Another cause of programme headwinds stemmed from strained relations between the USA and international partner Turkey, which could see Washington DC block the transfer of F-35As to the nation over its planned purchase of advanced surface-to-air missile systems from Russia. Training is, however, still being provided to Turkish pilots and maintainers at Luke AFB, in Arizona.
Regarding future business prospects, Belgium has commenced discussions linked to a potential acquisition of 34 F-35As, having selected the type instead of the Eurofighter Typhoon. The Netherlands is eyeing an increased acquisition, which would boost its eventual fleet size by 15 aircraft, to 52. Japan, meanwhile, has indicated that it could purchase up to another 105 F-35s to meet its future fighter requirements, on top of the 42 to which it has already committed.
Lockheed also appears to be edging closer to agreeing a multi-year contract arrangement with the US Department of Defense, which would support a key programme objective on price reduction. The unit cost for an F-35A in the most recent round of production was $89.2 million, and the company says the programme is "on track to deliver an $80 million" aircraft during lot 14 of low-rate initial production during 2020.
Royal Norwegian Air Force

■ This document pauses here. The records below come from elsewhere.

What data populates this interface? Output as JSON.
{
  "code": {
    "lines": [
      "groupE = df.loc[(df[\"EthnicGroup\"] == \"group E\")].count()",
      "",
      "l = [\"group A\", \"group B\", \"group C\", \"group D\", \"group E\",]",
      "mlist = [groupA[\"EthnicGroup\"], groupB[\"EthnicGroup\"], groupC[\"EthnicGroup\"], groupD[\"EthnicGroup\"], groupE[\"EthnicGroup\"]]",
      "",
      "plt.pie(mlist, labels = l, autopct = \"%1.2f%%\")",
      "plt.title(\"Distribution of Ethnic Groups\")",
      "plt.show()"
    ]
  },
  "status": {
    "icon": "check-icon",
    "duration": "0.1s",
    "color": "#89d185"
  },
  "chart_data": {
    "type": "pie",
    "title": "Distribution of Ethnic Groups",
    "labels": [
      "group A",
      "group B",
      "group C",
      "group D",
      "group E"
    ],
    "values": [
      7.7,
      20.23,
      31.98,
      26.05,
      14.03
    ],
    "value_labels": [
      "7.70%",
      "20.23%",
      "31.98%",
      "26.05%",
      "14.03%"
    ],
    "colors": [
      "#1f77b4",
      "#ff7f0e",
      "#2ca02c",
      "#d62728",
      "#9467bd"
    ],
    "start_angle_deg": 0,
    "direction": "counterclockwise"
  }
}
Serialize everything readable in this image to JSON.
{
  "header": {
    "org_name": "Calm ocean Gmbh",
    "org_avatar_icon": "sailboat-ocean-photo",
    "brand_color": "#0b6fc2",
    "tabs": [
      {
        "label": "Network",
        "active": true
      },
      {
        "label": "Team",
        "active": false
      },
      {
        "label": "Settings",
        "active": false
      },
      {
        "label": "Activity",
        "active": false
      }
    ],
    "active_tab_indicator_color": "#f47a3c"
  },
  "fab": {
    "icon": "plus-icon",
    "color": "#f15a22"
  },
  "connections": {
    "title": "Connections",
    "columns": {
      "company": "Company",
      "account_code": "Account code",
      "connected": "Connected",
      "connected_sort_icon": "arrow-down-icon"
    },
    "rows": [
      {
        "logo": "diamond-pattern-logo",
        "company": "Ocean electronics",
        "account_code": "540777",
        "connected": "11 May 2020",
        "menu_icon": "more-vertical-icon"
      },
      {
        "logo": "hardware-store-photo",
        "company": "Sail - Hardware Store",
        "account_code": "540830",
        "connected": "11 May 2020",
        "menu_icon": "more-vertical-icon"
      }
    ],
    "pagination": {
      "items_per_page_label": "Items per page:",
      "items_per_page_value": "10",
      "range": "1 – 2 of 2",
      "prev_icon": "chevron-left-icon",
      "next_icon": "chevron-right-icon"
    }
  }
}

Worth an estimated $22.7 billion, a multi-year deal covering 255 aircraft is now being discussed with the DoD. This proposed total would include 106 for the US services, plus 89 for international partners and 60 for FMS buyers.